--- Material provided ---
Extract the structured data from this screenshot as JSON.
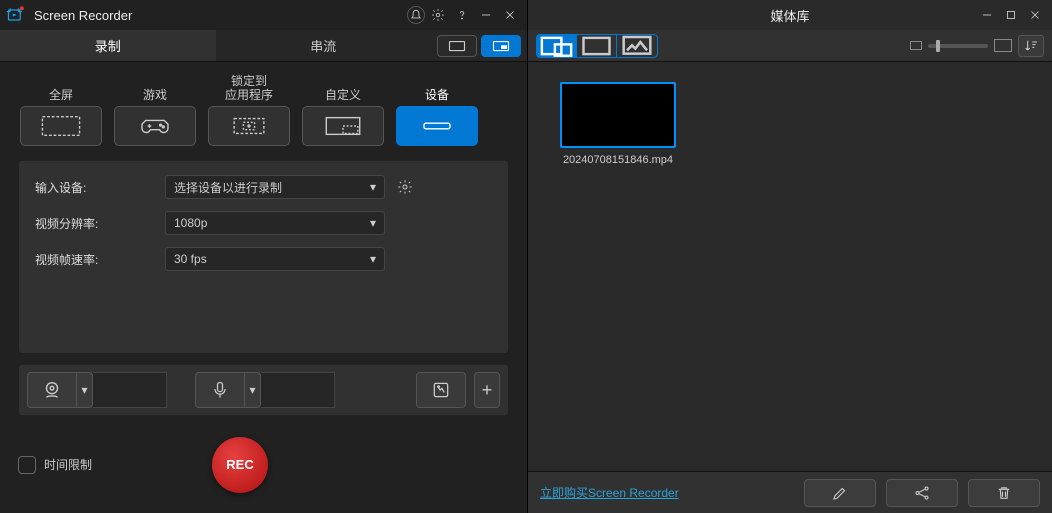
{
  "left": {
    "title": "Screen Recorder",
    "tabs": {
      "record": "录制",
      "stream": "串流"
    },
    "modes": {
      "fullscreen": "全屏",
      "game": "游戏",
      "lockapp_l1": "锁定到",
      "lockapp_l2": "应用程序",
      "custom": "自定义",
      "device": "设备"
    },
    "settings": {
      "input_device_label": "输入设备:",
      "input_device_value": "选择设备以进行录制",
      "resolution_label": "视频分辨率:",
      "resolution_value": "1080p",
      "fps_label": "视频帧速率:",
      "fps_value": "30 fps"
    },
    "time_limit_label": "时间限制",
    "rec_label": "REC"
  },
  "right": {
    "title": "媒体库",
    "items": [
      {
        "name": "20240708151846.mp4"
      }
    ],
    "buy_link": "立即购买Screen Recorder"
  }
}
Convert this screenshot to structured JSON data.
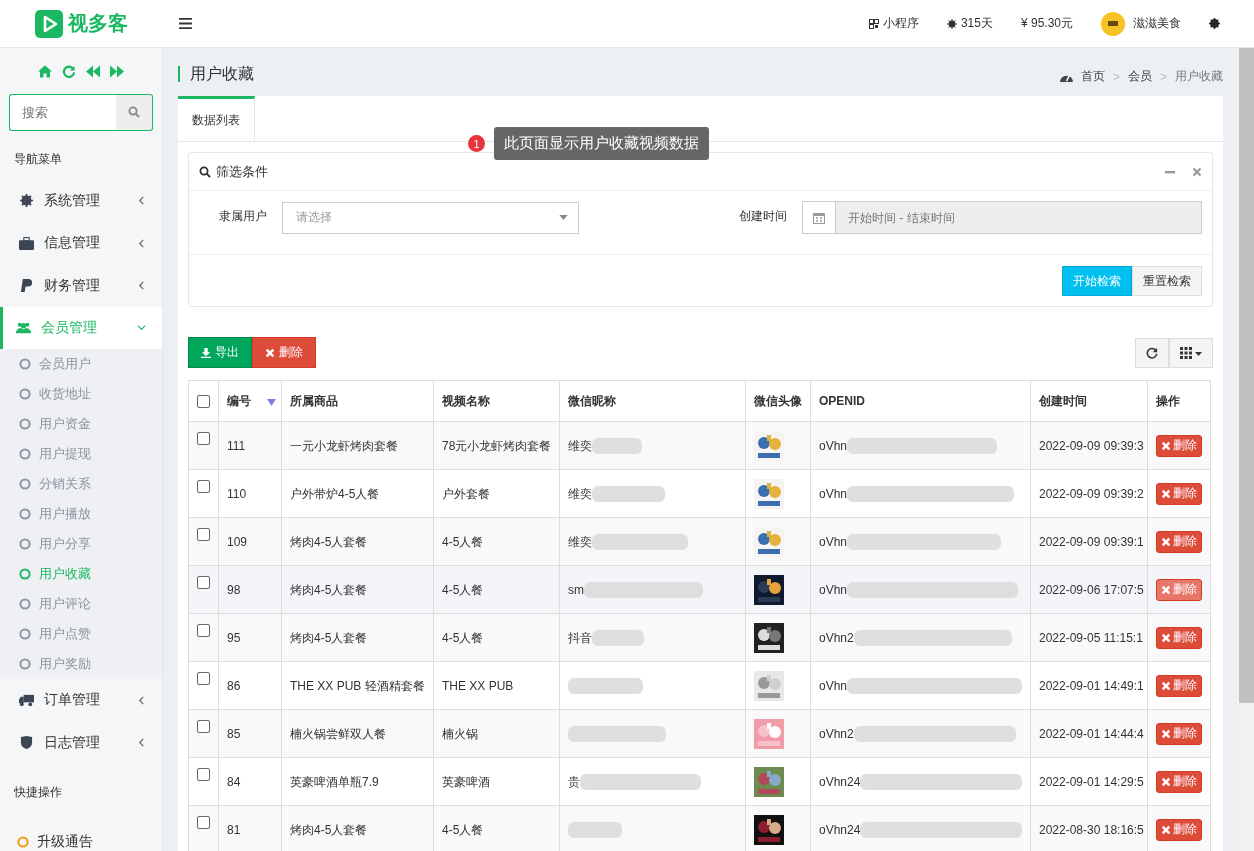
{
  "header": {
    "logo": "视多客",
    "items": [
      {
        "kind": "qr",
        "label": "小程序"
      },
      {
        "kind": "sun",
        "label": "315天"
      },
      {
        "kind": "plain",
        "label": "¥ 95.30元"
      }
    ],
    "user": "滋滋美食"
  },
  "sidebar": {
    "search": {
      "placeholder": "搜索"
    },
    "nav_heading": "导航菜单",
    "menu": [
      {
        "label": "系统管理",
        "expanded": false
      },
      {
        "label": "信息管理",
        "expanded": false
      },
      {
        "label": "财务管理",
        "expanded": false
      },
      {
        "label": "会员管理",
        "expanded": true,
        "children": [
          {
            "label": "会员用户",
            "selected": false
          },
          {
            "label": "收货地址",
            "selected": false
          },
          {
            "label": "用户资金",
            "selected": false
          },
          {
            "label": "用户提现",
            "selected": false
          },
          {
            "label": "分销关系",
            "selected": false
          },
          {
            "label": "用户播放",
            "selected": false
          },
          {
            "label": "用户分享",
            "selected": false
          },
          {
            "label": "用户收藏",
            "selected": true
          },
          {
            "label": "用户评论",
            "selected": false
          },
          {
            "label": "用户点赞",
            "selected": false
          },
          {
            "label": "用户奖励",
            "selected": false
          }
        ]
      },
      {
        "label": "订单管理",
        "expanded": false
      },
      {
        "label": "日志管理",
        "expanded": false
      }
    ],
    "quick_heading": "快捷操作",
    "quick_items": [
      "升级通告"
    ]
  },
  "page": {
    "title": "用户收藏",
    "breadcrumb": [
      "首页",
      "会员",
      "用户收藏"
    ],
    "separator": ">"
  },
  "tabs": [
    {
      "label": "数据列表",
      "selected": true
    }
  ],
  "annotation": {
    "number": "1",
    "text": "此页面显示用户收藏视频数据"
  },
  "filter": {
    "title": "筛选条件",
    "user_label": "隶属用户",
    "user_placeholder": "请选择",
    "time_label": "创建时间",
    "time_placeholder": "开始时间 - 结束时间",
    "buttons": [
      {
        "label": "开始检索",
        "kind": "primary"
      },
      {
        "label": "重置检索",
        "kind": "default"
      }
    ]
  },
  "toolbar": {
    "buttons": [
      {
        "label": "导出",
        "kind": "export"
      },
      {
        "label": "删除",
        "kind": "delete"
      }
    ]
  },
  "table": {
    "all_checked": false,
    "columns": [
      {
        "label": "编号",
        "sorted": true
      },
      {
        "label": "所属商品",
        "sorted": false
      },
      {
        "label": "视频名称",
        "sorted": false
      },
      {
        "label": "微信昵称",
        "sorted": false
      },
      {
        "label": "微信头像",
        "sorted": false
      },
      {
        "label": "OPENID",
        "sorted": false
      },
      {
        "label": "创建时间",
        "sorted": false
      },
      {
        "label": "操作",
        "sorted": false
      }
    ],
    "rows": [
      {
        "checked": false,
        "hovered": false,
        "id": "111",
        "product": "一元小龙虾烤肉套餐",
        "video": "78元小龙虾烤肉套餐",
        "nickname": "维奕",
        "openid": "oVhn",
        "created": "2022-09-09 09:39:3",
        "action": "删除"
      },
      {
        "checked": false,
        "hovered": false,
        "id": "110",
        "product": "户外带炉4-5人餐",
        "video": "户外套餐",
        "nickname": "维奕",
        "openid": "oVhn",
        "created": "2022-09-09 09:39:2",
        "action": "删除"
      },
      {
        "checked": false,
        "hovered": false,
        "id": "109",
        "product": "烤肉4-5人套餐",
        "video": "4-5人餐",
        "nickname": "维奕",
        "openid": "oVhn",
        "created": "2022-09-09 09:39:1",
        "action": "删除"
      },
      {
        "checked": false,
        "hovered": true,
        "id": "98",
        "product": "烤肉4-5人套餐",
        "video": "4-5人餐",
        "nickname": "sm",
        "openid": "oVhn",
        "created": "2022-09-06 17:07:5",
        "action": "删除"
      },
      {
        "checked": false,
        "hovered": false,
        "id": "95",
        "product": "烤肉4-5人套餐",
        "video": "4-5人餐",
        "nickname": "抖音",
        "openid": "oVhn2",
        "created": "2022-09-05 11:15:1",
        "action": "删除"
      },
      {
        "checked": false,
        "hovered": false,
        "id": "86",
        "product": "THE XX PUB 轻酒精套餐",
        "video": "THE XX PUB",
        "openid": "oVhn",
        "created": "2022-09-01 14:49:1",
        "action": "删除"
      },
      {
        "checked": false,
        "hovered": false,
        "id": "85",
        "product": "楠火锅尝鲜双人餐",
        "video": "楠火锅",
        "openid": "oVhn2",
        "created": "2022-09-01 14:44:4",
        "action": "删除"
      },
      {
        "checked": false,
        "hovered": false,
        "id": "84",
        "product": "英豪啤酒单瓶7.9",
        "video": "英豪啤酒",
        "nickname": "贵",
        "openid": "oVhn24",
        "created": "2022-09-01 14:29:5",
        "action": "删除"
      },
      {
        "checked": false,
        "hovered": false,
        "id": "81",
        "product": "烤肉4-5人套餐",
        "video": "4-5人餐",
        "openid": "oVhn24",
        "created": "2022-08-30 18:16:5",
        "action": "删除"
      }
    ]
  }
}
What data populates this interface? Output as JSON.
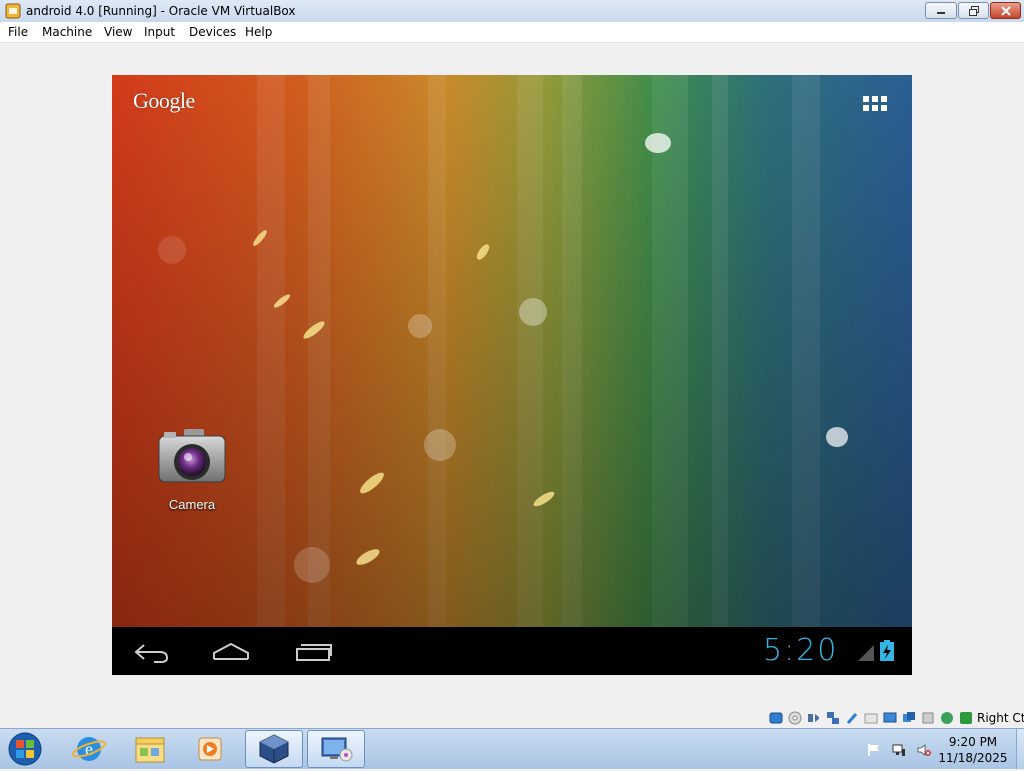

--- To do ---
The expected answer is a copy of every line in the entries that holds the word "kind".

--- Written response ---
        "kind": "qr",
        "kind": "sun",
        "kind": "plain",
        "kind": "primary"
        "kind": "default"
        "kind": "export"
        "kind": "delete"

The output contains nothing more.